Conventionally sweetened foods are verboten during all four phases of the Atkins diet plan, but it's especially important not to consume them during phase one, a two-week period known as "induction." Not only are sweets forbidden in induction, so are all carbohydrate-rich foods, including bread, pasta, rice, beans and fruit. Later phases allow limited amounts of complex carbs, but sugar is always a no-no.
Making the Switch

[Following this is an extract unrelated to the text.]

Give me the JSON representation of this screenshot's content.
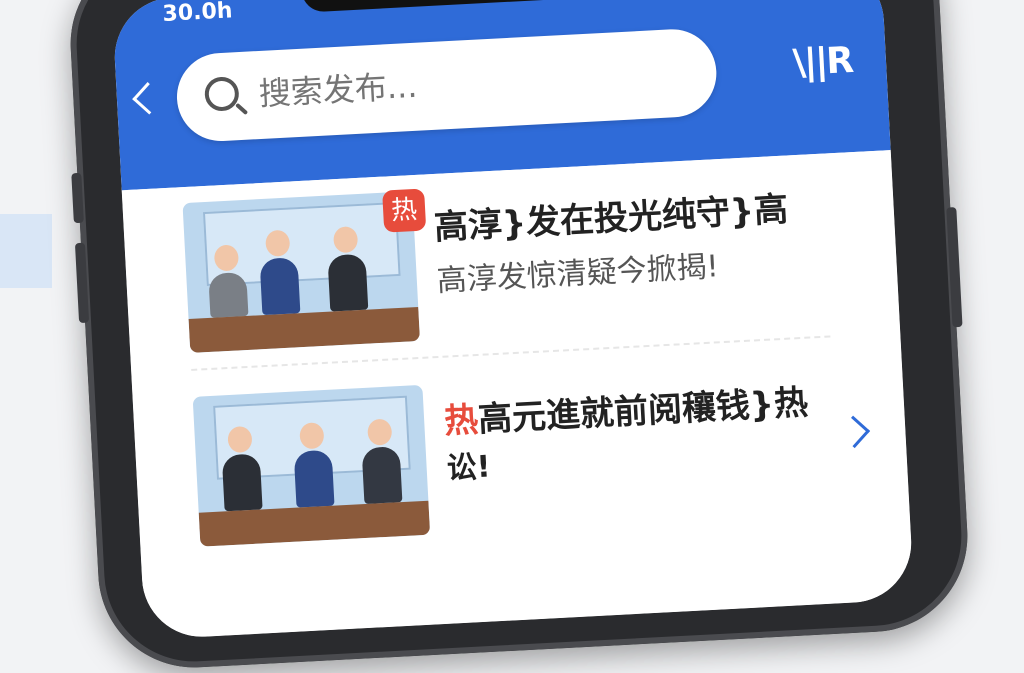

The goal of induction is to quickly transition the body from glucosis -- its usual process of burning glucose or its stored form, glycogen, for energy -- to lipolysis, or burning fat. To do that, dieters must forgo all simple sugars and eat only proteins, pure fats and 20 grams of net carbohydrate per day obtained from a limited selection of low-carb vegetables such as leafy greens and cauliflower. You need not limit your calories, however. Lobster with drawn butter? Go for it.
It takes about 48 hours for you to burn through your glycogen reserves in the induction phase and switch to using fat stores for energy. During the transition phase, some Atkins dieters experience uncomfortable symptoms such as headache, malaise, weakness and irritability, known colloquially as "Atkins flu" in the low-carb community. Cravings for carbs, and for sweets in particular, can be intense the first few days; it's a sign your body and brain are withdrawing from their preferred energy source.
If you experience cravings for sweets, keep in mind that ingesting any sugar will send you back to square one: Your body will immediately stop burning fat and revert to glucosis. A 1.55-ounce milk chocolate bar, for example, contains 26 grams carbohydrate -- already 6 grams over the daily limit for induction. Depending on the number of carb grams you consume, it may take from a few hours to two days for your body to exhaust its new load of glycogen and get back to burning fat.
If you must cheat with something sweet, choose from among the low-carb fruits that are allowed in the later phases of Atkins, particularly berries. One cup of fresh raspberries, for example, contains fewer than 15 grams of carbohydrate; because 8 grams of those are from indigestible fiber, the "net" or "usable" carbs amount to just 7 grams. Sprinkle them with a sugar substitute -- the Atkins program recommends sucralose -- and you may be able to satisfy your craving without interrupting fat breakdown.